Dr Lumb got involved in practice-based commissioning, which allowed groups of practices to get together to plan services, pool funding, and secure any savings made. He persuaded colleagues to invest some of this money in integrated informatics.
In 2008, his PbC group had £400,000 “to play with” and looked to deliver integrated, interoperable systems for GPs and community services and to start moving them into hospitals.
He started with the South Lakes Locality of Cumbria, with a patient population of 110,000. There, he moved community services on to EMIS Web to allow for information sharing with GPs and acute trusts.
The project was seen as a success and in July 2010 he was effectively appointed CCIO of NHS Cumbria to do the same thing across the county.
Dr Lumb explains that the local primary care trust saw IT as essential and wanted someone to drive forward networks and hardware, amongst other things. “I was not delivering it, but part of the process that made sure these things went in the right direction,” he adds.
Internally, he is the clinical lead for informatics, but externally he now refers to himself as a CCIO. “When you look at the role and what I manage, I manage the PCT’s IT budget and the IM&T providers. I have support, but I’m responsible to a clinical executive.
“I don’t want to have to explain the title, the reality is I’m a CCIO. I probably have more role and responsibility than most CCIOs, but it’s the term most other people understand.”
Dr Lumb is also head of IM&T for the Cumbria CCG and lead on networks for the region. His team is in the second phase of implementing the “fibre to the practice” project, putting a community of interest network into every practice in Cumbria.

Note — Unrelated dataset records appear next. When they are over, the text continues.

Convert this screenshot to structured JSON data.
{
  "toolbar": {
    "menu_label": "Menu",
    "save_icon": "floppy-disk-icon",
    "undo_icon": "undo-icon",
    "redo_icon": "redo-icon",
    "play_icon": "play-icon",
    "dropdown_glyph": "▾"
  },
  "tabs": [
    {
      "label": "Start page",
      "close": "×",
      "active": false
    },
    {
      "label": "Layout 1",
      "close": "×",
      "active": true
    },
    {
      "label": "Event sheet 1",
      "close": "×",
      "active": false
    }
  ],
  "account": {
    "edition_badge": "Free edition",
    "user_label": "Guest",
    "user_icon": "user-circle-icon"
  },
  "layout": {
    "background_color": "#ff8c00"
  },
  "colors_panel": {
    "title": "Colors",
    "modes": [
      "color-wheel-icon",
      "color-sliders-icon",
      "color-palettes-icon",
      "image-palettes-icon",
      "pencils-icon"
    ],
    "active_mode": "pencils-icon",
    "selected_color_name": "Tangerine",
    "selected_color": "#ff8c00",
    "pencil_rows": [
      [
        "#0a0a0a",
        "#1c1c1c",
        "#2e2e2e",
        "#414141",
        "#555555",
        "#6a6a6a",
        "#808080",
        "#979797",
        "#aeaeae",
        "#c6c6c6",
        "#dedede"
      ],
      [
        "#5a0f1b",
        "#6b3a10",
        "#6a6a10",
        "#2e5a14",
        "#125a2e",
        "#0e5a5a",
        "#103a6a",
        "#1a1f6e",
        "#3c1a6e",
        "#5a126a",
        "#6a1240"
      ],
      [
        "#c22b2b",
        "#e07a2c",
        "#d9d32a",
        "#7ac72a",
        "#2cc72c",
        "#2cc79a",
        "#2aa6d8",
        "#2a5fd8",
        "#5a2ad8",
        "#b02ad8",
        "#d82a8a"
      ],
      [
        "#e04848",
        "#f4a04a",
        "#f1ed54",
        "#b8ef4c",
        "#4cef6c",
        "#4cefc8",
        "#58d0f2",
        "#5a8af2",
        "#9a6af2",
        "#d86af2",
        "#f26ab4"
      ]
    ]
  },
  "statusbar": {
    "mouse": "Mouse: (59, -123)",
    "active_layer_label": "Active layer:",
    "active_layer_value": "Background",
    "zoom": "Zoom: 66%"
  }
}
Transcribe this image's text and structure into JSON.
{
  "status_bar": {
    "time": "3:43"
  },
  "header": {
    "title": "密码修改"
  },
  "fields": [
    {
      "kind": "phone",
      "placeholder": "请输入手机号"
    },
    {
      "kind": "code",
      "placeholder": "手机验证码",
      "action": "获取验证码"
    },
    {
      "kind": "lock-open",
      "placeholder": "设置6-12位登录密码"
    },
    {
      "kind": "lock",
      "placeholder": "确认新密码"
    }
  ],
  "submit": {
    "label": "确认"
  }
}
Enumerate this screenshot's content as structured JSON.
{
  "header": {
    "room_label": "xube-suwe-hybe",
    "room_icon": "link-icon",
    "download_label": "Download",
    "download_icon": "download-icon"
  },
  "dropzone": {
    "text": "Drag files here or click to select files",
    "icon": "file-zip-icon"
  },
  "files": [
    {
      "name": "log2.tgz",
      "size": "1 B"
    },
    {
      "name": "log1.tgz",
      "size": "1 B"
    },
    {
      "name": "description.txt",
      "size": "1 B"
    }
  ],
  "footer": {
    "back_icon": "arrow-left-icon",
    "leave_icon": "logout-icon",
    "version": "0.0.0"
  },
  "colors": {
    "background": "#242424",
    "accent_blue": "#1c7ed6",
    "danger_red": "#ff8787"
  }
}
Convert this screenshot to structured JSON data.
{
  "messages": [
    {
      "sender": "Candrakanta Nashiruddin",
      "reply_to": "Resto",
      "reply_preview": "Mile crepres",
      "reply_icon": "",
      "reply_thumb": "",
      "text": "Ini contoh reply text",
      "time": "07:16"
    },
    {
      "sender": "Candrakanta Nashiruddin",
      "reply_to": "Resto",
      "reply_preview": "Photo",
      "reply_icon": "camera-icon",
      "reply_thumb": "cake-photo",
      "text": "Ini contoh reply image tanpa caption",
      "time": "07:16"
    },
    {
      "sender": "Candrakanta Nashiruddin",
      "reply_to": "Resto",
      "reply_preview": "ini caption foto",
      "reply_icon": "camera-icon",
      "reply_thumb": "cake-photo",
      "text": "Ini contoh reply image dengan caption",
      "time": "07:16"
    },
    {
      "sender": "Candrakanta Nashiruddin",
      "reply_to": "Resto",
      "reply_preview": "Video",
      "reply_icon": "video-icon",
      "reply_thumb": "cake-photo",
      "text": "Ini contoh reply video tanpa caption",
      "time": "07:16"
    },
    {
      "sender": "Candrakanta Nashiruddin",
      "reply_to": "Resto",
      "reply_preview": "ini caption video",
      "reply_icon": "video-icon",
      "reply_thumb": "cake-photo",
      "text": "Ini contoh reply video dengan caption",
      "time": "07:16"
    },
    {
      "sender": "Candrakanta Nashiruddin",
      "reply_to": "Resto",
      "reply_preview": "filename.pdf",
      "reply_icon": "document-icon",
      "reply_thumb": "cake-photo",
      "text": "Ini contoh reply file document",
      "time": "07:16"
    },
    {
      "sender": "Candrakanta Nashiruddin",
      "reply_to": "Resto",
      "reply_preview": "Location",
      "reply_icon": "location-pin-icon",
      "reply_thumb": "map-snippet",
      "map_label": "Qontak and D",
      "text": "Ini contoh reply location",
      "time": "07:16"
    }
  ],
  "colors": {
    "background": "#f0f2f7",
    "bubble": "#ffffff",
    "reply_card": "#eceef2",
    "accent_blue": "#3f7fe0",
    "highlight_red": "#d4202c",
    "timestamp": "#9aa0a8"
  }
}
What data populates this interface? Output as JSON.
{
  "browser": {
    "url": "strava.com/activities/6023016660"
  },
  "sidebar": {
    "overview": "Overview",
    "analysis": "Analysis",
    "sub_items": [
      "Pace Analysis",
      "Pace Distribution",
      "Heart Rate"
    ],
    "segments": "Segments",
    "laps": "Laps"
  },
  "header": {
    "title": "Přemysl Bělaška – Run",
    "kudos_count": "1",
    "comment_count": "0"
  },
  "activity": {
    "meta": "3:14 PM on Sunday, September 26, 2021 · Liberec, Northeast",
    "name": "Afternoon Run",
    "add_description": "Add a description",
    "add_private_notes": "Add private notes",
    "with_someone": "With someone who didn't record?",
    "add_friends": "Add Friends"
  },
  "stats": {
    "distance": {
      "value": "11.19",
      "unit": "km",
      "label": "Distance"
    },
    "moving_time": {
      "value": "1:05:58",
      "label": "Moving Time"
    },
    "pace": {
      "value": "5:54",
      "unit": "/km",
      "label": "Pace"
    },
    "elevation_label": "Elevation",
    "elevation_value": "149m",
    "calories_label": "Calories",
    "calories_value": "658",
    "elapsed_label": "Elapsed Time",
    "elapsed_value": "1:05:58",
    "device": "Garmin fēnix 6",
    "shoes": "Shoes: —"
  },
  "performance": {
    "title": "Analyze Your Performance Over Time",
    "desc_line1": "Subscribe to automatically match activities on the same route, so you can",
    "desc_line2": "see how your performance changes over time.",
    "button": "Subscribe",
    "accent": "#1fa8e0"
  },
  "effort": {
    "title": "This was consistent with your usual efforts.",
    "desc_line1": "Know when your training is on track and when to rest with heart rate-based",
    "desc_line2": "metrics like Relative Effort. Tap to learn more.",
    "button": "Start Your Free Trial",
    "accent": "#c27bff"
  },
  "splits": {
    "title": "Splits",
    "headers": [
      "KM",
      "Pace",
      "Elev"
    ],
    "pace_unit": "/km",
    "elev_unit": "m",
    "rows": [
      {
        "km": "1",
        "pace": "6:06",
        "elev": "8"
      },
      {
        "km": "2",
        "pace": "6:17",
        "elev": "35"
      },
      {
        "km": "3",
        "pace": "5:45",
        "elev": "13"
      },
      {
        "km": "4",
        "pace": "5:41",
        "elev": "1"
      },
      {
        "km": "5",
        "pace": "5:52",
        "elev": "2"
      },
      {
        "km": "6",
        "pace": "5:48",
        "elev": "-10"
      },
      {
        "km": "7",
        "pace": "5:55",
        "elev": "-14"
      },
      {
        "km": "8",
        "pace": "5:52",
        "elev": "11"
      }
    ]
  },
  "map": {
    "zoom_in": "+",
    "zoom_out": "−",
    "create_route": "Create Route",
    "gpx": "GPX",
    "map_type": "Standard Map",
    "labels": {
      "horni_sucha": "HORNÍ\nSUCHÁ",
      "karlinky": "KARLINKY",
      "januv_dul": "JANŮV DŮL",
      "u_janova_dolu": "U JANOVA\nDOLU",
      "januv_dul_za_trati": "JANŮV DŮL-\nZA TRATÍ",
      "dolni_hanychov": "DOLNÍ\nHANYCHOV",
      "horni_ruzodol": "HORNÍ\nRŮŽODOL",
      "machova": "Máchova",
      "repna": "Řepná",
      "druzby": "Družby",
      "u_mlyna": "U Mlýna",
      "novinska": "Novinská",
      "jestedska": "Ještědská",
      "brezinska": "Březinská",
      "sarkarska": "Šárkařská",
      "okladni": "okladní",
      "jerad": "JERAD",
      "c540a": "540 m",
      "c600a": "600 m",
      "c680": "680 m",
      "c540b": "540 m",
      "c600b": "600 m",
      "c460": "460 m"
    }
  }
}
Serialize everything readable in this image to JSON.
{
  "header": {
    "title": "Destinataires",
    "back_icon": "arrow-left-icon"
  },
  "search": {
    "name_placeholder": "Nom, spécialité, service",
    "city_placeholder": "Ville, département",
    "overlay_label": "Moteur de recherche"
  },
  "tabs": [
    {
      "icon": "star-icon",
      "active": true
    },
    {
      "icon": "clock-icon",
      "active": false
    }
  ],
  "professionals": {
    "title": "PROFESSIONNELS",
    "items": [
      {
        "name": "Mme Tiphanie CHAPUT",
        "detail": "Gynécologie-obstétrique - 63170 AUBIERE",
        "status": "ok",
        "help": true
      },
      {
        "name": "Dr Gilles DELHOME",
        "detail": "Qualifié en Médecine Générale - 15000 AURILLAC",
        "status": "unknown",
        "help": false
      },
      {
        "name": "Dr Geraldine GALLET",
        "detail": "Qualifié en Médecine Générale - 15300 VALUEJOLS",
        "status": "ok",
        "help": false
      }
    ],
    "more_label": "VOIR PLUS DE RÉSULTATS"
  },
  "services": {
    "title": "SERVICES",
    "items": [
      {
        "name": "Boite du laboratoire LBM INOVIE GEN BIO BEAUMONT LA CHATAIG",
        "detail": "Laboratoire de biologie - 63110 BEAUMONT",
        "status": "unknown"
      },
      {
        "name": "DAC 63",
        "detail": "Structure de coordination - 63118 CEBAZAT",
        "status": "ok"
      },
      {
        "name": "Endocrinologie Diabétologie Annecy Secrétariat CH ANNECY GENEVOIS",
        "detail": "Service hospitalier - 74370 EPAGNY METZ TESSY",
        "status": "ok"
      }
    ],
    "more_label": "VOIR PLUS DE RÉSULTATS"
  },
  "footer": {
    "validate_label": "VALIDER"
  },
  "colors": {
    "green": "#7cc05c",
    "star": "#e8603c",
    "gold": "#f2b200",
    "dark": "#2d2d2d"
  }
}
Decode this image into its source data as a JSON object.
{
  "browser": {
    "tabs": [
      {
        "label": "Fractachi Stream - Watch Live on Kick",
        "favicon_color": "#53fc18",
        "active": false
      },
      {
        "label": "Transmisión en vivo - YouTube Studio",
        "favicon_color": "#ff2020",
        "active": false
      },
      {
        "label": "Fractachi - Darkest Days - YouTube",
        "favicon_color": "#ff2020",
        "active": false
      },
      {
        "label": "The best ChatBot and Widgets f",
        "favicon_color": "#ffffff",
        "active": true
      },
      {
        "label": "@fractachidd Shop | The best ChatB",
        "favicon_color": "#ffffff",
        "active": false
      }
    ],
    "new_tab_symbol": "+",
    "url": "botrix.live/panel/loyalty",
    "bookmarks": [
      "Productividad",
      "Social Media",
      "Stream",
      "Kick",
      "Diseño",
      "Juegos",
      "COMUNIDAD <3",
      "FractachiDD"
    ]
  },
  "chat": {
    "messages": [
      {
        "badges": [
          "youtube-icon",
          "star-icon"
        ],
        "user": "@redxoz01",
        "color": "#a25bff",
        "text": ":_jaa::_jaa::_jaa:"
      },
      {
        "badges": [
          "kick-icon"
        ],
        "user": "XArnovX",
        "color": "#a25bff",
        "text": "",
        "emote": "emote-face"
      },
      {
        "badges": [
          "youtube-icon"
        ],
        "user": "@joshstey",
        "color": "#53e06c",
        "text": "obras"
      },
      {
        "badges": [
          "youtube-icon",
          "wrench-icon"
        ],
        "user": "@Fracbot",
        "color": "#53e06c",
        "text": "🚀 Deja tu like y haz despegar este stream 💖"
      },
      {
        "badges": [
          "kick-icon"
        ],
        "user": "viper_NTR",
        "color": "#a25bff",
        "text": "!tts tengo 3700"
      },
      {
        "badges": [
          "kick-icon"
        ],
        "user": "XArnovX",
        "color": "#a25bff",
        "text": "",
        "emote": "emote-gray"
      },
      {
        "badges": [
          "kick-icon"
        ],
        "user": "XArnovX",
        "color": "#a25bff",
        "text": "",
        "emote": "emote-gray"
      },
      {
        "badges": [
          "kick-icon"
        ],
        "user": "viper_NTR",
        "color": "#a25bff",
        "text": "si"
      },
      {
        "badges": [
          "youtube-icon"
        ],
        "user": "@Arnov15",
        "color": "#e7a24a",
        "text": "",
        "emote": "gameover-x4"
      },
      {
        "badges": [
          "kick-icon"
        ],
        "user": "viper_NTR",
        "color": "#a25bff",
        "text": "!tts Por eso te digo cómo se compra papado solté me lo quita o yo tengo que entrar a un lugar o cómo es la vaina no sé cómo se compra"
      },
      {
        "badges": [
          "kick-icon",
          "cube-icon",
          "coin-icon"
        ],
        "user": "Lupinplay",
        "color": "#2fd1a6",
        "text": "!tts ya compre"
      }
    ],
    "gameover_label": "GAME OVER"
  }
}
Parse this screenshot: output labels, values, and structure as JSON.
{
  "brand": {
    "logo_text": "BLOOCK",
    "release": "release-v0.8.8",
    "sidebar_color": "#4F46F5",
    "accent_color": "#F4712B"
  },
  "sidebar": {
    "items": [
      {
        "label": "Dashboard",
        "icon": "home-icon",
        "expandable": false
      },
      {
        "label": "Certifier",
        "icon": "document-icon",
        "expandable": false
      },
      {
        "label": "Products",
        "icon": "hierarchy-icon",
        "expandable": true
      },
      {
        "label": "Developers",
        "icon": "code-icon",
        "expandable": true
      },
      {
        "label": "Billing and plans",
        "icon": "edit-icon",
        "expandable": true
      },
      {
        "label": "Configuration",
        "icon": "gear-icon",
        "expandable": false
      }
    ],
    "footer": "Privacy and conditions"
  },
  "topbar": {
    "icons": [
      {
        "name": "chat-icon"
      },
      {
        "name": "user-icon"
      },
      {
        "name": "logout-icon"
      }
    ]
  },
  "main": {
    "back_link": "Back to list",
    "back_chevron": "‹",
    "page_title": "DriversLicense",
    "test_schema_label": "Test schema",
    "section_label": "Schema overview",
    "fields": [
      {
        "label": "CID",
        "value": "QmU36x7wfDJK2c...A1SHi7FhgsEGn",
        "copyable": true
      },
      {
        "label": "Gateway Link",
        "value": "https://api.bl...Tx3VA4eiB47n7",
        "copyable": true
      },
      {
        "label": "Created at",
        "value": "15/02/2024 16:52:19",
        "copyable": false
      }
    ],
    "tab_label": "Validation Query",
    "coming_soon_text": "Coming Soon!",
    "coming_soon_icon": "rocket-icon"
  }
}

Dr Lumb still works three days a week as a GP and believes that remaining a clinician is critical to the success of a CCIO. “For a jobbing CCIO it’s absolutely critical, as it retains your currency.
“Operationally, it means you win arguments because as a clinician you have been there and you have done it; it’s your experience that can’t be argued with,” he says.
Because clinicians have the welfare of their patients at heart, the decisions CCIOs can influence will be patient-focused.
He also believes the job of a CCIO should be to push boundaries and those that do may become professional CCIOs, if they have 15-20 years clinical experience behind them.
“In my current role I make a big difference in Cumbria; far greater than I can as an individual GP looking after about 1,800 people. I can positively influence the health of 500,000 people; that’s a motivation.”
His CCG role is external to the board, which he reports to every three to four months. This arrangement is possible because the Cumbria board is made up of practicing GPs and they “get” the importance of IT.
“If you had an organisation that didn’t understand IM&T is absolutely essential then the CCIO would need to be on the board, but if they get it that’s a waste of your time,” Dr Lumb adds.
“Clearly provider organisations need a CCIO, they are essential, whether they are a board member or not depends on their maturity of the organisation.”
He believes primary care CCIOs can drive improvements as commissioners of care and that as working GP he can speak the language that means he gets more done than a manager in a suit might.
“We would have got GP record sharing into out-of-hours eventually, but it’s been faster and smoother because of my involvement and that’s a small thing, but you realise you can make positive change,” Dr Lumb explains.
“I realise that, but some colleagues are still suspicious of managers and of becoming a manager and they don’t want to give up the clinical side, but you need to get them to realise that being a manager isn’t such a bad thing.”
Dr William Lumb will be speaking at the first annual CCIO Leaders Network Annual Conference, which will run alongside EHI Live 2012 at the NEC in Birmingham from 6-7 November. Find out more and register.Tweet #ehilive
Register: To add a comment you must be registered.